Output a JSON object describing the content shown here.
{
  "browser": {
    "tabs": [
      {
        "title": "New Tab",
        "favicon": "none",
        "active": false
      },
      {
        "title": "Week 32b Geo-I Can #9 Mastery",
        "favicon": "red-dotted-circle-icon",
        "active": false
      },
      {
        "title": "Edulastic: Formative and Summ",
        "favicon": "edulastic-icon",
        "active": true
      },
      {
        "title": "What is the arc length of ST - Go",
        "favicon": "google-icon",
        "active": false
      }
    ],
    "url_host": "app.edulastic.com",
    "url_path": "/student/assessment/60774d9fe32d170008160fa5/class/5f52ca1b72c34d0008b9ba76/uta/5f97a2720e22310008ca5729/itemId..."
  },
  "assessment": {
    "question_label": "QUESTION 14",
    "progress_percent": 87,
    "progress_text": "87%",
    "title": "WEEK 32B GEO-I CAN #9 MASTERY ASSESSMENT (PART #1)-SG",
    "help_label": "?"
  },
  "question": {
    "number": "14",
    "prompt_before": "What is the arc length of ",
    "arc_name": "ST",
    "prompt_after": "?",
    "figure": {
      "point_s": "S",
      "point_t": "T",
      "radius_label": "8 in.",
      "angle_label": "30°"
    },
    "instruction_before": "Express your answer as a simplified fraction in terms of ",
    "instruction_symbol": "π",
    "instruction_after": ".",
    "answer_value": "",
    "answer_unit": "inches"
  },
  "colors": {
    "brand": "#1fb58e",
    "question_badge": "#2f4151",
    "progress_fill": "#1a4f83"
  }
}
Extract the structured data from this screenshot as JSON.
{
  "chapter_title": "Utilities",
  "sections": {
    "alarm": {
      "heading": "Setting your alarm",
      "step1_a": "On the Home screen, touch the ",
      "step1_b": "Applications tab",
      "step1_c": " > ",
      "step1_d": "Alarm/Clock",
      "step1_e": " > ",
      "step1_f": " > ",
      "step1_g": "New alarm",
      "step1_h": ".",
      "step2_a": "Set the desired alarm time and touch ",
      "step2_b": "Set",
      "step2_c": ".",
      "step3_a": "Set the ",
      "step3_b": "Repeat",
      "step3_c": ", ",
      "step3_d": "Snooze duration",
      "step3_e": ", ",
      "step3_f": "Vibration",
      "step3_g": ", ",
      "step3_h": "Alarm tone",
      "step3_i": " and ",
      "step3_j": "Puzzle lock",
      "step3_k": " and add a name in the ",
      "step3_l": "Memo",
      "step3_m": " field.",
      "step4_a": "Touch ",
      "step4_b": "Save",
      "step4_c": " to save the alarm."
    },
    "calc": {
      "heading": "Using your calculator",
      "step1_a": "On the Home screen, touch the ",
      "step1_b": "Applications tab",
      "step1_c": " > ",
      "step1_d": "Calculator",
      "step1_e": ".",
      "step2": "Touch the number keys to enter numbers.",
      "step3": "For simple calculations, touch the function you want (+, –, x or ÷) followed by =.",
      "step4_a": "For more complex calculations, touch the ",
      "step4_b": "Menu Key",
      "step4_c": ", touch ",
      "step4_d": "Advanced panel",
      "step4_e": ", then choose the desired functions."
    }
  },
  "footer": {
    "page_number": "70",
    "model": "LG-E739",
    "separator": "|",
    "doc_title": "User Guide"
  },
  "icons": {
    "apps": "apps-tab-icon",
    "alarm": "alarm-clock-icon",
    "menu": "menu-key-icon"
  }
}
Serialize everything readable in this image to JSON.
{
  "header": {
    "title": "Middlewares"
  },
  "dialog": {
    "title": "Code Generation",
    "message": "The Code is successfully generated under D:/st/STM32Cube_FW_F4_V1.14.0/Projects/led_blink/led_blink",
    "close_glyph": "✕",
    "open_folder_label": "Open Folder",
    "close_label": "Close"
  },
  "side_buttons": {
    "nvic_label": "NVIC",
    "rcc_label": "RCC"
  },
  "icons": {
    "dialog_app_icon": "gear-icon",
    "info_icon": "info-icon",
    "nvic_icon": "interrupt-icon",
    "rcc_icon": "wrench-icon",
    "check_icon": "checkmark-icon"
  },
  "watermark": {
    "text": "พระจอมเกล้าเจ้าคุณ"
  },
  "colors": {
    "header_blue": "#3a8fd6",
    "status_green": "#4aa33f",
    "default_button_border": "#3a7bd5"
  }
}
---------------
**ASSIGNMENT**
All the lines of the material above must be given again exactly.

**EXERCISE ANSWER**
Output a JSON object describing the content shown here.
{
  "browser": {
    "tabs": [
      {
        "title": "New Tab",
        "favicon": "none",
        "active": false
      },
      {
        "title": "Week 32b Geo-I Can #9 Mastery",
        "favicon": "red-dotted-circle-icon",
        "active": false
      },
      {
        "title": "Edulastic: Formative and Summ",
        "favicon": "edulastic-icon",
        "active": true
      },
      {
        "title": "What is the arc length of ST - Go",
        "favicon": "google-icon",
        "active": false
      }
    ],
    "url_host": "app.edulastic.com",
    "url_path": "/student/assessment/60774d9fe32d170008160fa5/class/5f52ca1b72c34d0008b9ba76/uta/5f97a2720e22310008ca5729/itemId..."
  },
  "assessment": {
    "question_label": "QUESTION 14",
    "progress_percent": 87,
    "progress_text": "87%",
    "title": "WEEK 32B GEO-I CAN #9 MASTERY ASSESSMENT (PART #1)-SG",
    "help_label": "?"
  },
  "question": {
    "number": "14",
    "prompt_before": "What is the arc length of ",
    "arc_name": "ST",
    "prompt_after": "?",
    "figure": {
      "point_s": "S",
      "point_t": "T",
      "radius_label": "8 in.",
      "angle_label": "30°"
    },
    "instruction_before": "Express your answer as a simplified fraction in terms of ",
    "instruction_symbol": "π",
    "instruction_after": ".",
    "answer_value": "",
    "answer_unit": "inches"
  },
  "colors": {
    "brand": "#1fb58e",
    "question_badge": "#2f4151",
    "progress_fill": "#1a4f83"
  }
}
Extract the structured data from this screenshot as JSON.
{
  "chapter_title": "Utilities",
  "sections": {
    "alarm": {
      "heading": "Setting your alarm",
      "step1_a": "On the Home screen, touch the ",
      "step1_b": "Applications tab",
      "step1_c": " > ",
      "step1_d": "Alarm/Clock",
      "step1_e": " > ",
      "step1_f": " > ",
      "step1_g": "New alarm",
      "step1_h": ".",
      "step2_a": "Set the desired alarm time and touch ",
      "step2_b": "Set",
      "step2_c": ".",
      "step3_a": "Set the ",
      "step3_b": "Repeat",
      "step3_c": ", ",
      "step3_d": "Snooze duration",
      "step3_e": ", ",
      "step3_f": "Vibration",
      "step3_g": ", ",
      "step3_h": "Alarm tone",
      "step3_i": " and ",
      "step3_j": "Puzzle lock",
      "step3_k": " and add a name in the ",
      "step3_l": "Memo",
      "step3_m": " field.",
      "step4_a": "Touch ",
      "step4_b": "Save",
      "step4_c": " to save the alarm."
    },
    "calc": {
      "heading": "Using your calculator",
      "step1_a": "On the Home screen, touch the ",
      "step1_b": "Applications tab",
      "step1_c": " > ",
      "step1_d": "Calculator",
      "step1_e": ".",
      "step2": "Touch the number keys to enter numbers.",
      "step3": "For simple calculations, touch the function you want (+, –, x or ÷) followed by =.",
      "step4_a": "For more complex calculations, touch the ",
      "step4_b": "Menu Key",
      "step4_c": ", touch ",
      "step4_d": "Advanced panel",
      "step4_e": ", then choose the desired functions."
    }
  },
  "footer": {
    "page_number": "70",
    "model": "LG-E739",
    "separator": "|",
    "doc_title": "User Guide"
  },
  "icons": {
    "apps": "apps-tab-icon",
    "alarm": "alarm-clock-icon",
    "menu": "menu-key-icon"
  }
}
Serialize everything readable in this image to JSON.
{
  "header": {
    "title": "Middlewares"
  },
  "dialog": {
    "title": "Code Generation",
    "message": "The Code is successfully generated under D:/st/STM32Cube_FW_F4_V1.14.0/Projects/led_blink/led_blink",
    "close_glyph": "✕",
    "open_folder_label": "Open Folder",
    "close_label": "Close"
  },
  "side_buttons": {
    "nvic_label": "NVIC",
    "rcc_label": "RCC"
  },
  "icons": {
    "dialog_app_icon": "gear-icon",
    "info_icon": "info-icon",
    "nvic_icon": "interrupt-icon",
    "rcc_icon": "wrench-icon",
    "check_icon": "checkmark-icon"
  },
  "watermark": {
    "text": "พระจอมเกล้าเจ้าคุณ"
  },
  "colors": {
    "header_blue": "#3a8fd6",
    "status_green": "#4aa33f",
    "default_button_border": "#3a7bd5"
  }
}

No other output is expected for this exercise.